Digital Design Best Practices | Cypress Semiconductor
Digital Design Best Practices
For me, one of the most fascinating aspects of PSoC 3 and PSoC 5 is the Universal Digital Blocks (UDBs). They greatly enhance the computational capabilites of PSoC 3/5, to the point where in many cases you can offload most if not all of the CPU's functionality, sometimes leaving the CPU with literally nothing to do after initialization. They contain as many as 24 8-bit datapaths for simple computations - add, subtract, increment, decrement, bitwise AND, OR, XOR, and shift.They also contain as many as 48 small PLDs which can be used to implement combinatorial logic and state machines. The UDBs add a whole dimension to MCU programming that may be new to many designers.
To help you learn about and effectively use the UDBs, we're launching a series of new application notes that cover the topic in great detail. The first one, AN81623, PSoC 3/5 Digital Design Best Practices, is intended to introduce designers, especially firmware engineers, to the field of digital design and how it is done with PSoC 3/5. Forthcoming application notes will give detailed instruction on the use of PLDs, datapaths and other UDB features.
AN81623 gives a brief introduction to digital hardware design theory and then describes the digital subsystem in PSoC 3 and PSoC 5. It also describes best practices for digital design using PSoC Creator, and shows how to use static timing analysis (STA) report files.
So this application note should help you more effectively use the digital components available to you right now - Counter, Timer, PWM, Shift Register, Quadrature Decoder, and more. And with the Lookup Table (LUT) component you should easily be able to build simple state machines. Then watch for more advanced application notes, coming soon, that will show how to implement your own complex digital designs in the PSoC 3/5 UDBs.
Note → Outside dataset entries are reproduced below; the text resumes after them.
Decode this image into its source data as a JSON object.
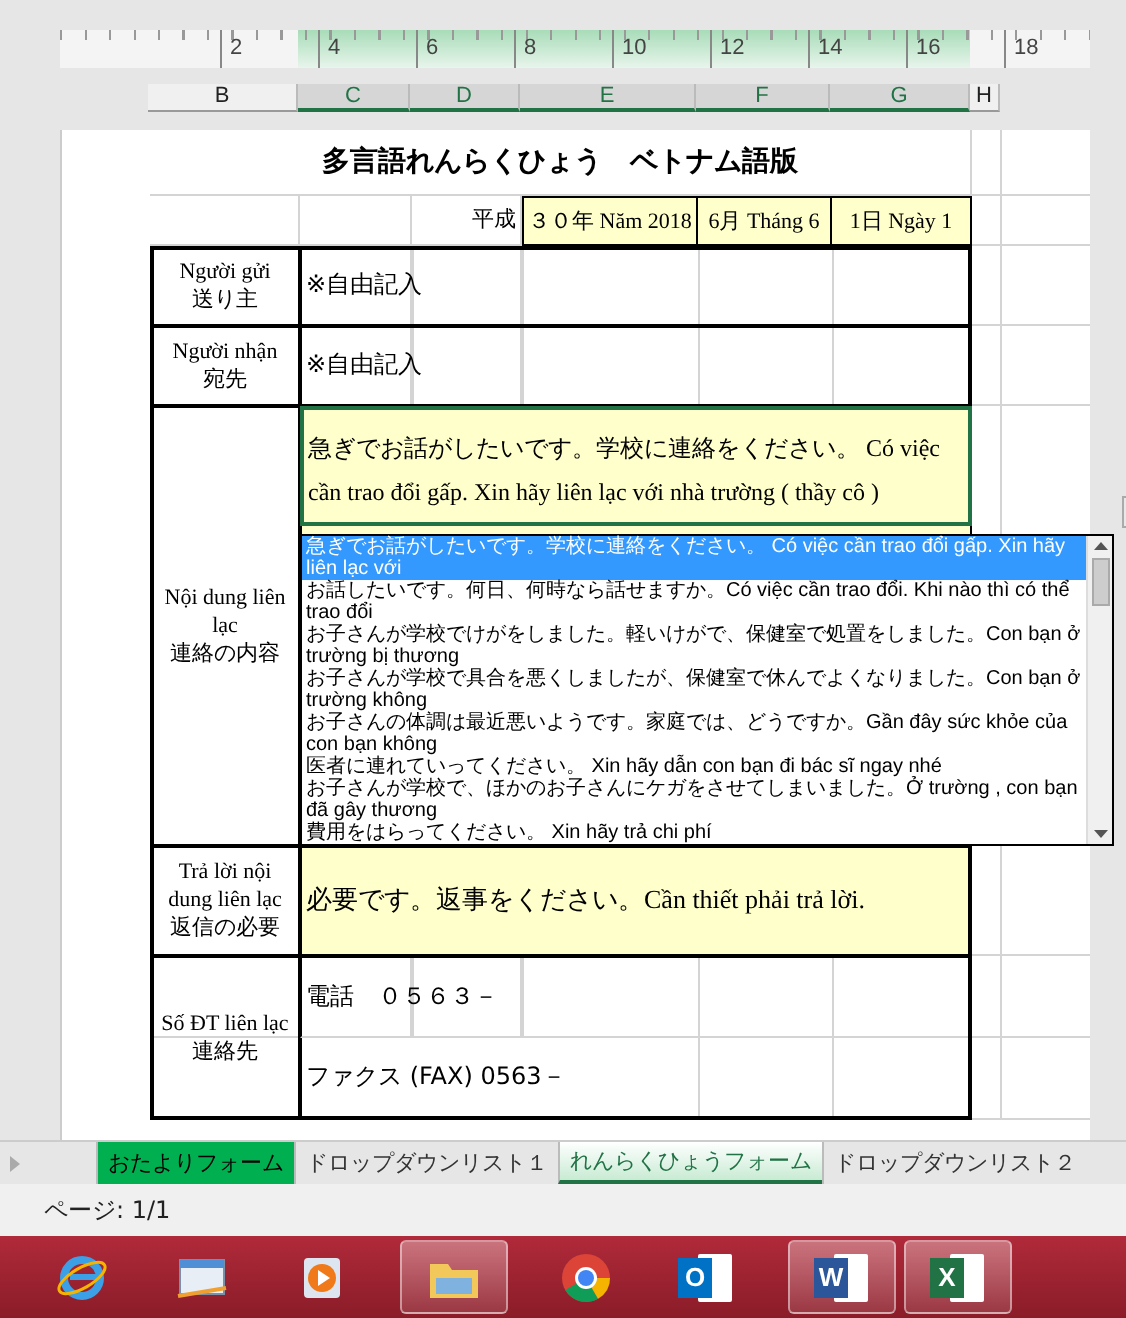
{
  "ruler": {
    "numbers": [
      "2",
      "4",
      "6",
      "8",
      "10",
      "12",
      "14",
      "16",
      "18"
    ]
  },
  "column_headers": [
    {
      "label": "B",
      "selected": false
    },
    {
      "label": "C",
      "selected": true
    },
    {
      "label": "D",
      "selected": true
    },
    {
      "label": "E",
      "selected": true
    },
    {
      "label": "F",
      "selected": true
    },
    {
      "label": "G",
      "selected": true
    },
    {
      "label": "H",
      "selected": false
    }
  ],
  "form": {
    "title": "多言語れんらくひょう　ベトナム語版",
    "date": {
      "era": "平成",
      "year": "３０年 Năm 2018",
      "month": "6月 Tháng 6",
      "day": "1日 Ngày 1"
    },
    "sender": {
      "label": "Người  gửi",
      "label_ja": "送り主",
      "value": "※自由記入"
    },
    "recipient": {
      "label": "Người nhận",
      "label_ja": "宛先",
      "value": "※自由記入"
    },
    "content": {
      "label": "Nội dung liên lạc",
      "label_ja": "連絡の内容",
      "value": "急ぎでお話がしたいです。学校に連絡をください。 Có việc cần trao đổi gấp. Xin hãy liên lạc với nhà trường ( thầy cô )",
      "dropdown": [
        {
          "text": "急ぎでお話がしたいです。学校に連絡をください。 Có việc cần trao đổi gấp. Xin hãy liên lạc với",
          "selected": true
        },
        {
          "text": "お話したいです。何日、何時なら話せますか。Có việc cần trao đổi. Khi nào thì có thể trao đổi",
          "selected": false
        },
        {
          "text": "お子さんが学校でけがをしました。軽いけがで、保健室で処置をしました。Con bạn ở trường bị thương",
          "selected": false
        },
        {
          "text": "お子さんが学校で具合を悪くしましたが、保健室で休んでよくなりました。Con bạn ở trường không",
          "selected": false
        },
        {
          "text": "お子さんの体調は最近悪いようです。家庭では、どうですか。Gần đây sức khỏe của con bạn không",
          "selected": false
        },
        {
          "text": "医者に連れていってください。 Xin hãy dẫn con bạn đi bác sĩ  ngay nhé",
          "selected": false
        },
        {
          "text": "お子さんが学校で、ほかのお子さんにケガをさせてしまいました。Ở trường , con bạn đã gây thương",
          "selected": false
        },
        {
          "text": "費用をはらってください。 Xin hãy trả chi phí",
          "selected": false
        }
      ]
    },
    "reply": {
      "label": "Trả lời nội dung liên lạc",
      "label_ja": "返信の必要",
      "value": "必要です。返事をください。Cần thiết phải trả lời."
    },
    "contact": {
      "label": "Số ĐT liên lạc",
      "label_ja": "連絡先",
      "phone": "電話　０５６３－",
      "fax": "ファクス (FAX)  0563－"
    }
  },
  "sheet_tabs": [
    {
      "label": "おたよりフォーム",
      "selected": false,
      "color": "#00b050"
    },
    {
      "label": "ドロップダウンリスト１",
      "selected": false
    },
    {
      "label": "れんらくひょうフォーム",
      "selected": true
    },
    {
      "label": "ドロップダウンリスト２",
      "selected": false
    }
  ],
  "status_bar": {
    "page": "ページ: 1/1"
  },
  "taskbar": [
    {
      "kind": "ie",
      "active": false
    },
    {
      "kind": "mail",
      "active": false
    },
    {
      "kind": "media",
      "active": false
    },
    {
      "kind": "folder",
      "active": true
    },
    {
      "kind": "chrome",
      "active": false
    },
    {
      "kind": "outlook",
      "letter": "O",
      "active": false
    },
    {
      "kind": "word",
      "letter": "W",
      "active": true
    },
    {
      "kind": "excel",
      "letter": "X",
      "active": true
    }
  ]
}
To download this new application note "Digital Design Best Practices" click on this link, AN81623.
By Mark Ainsworth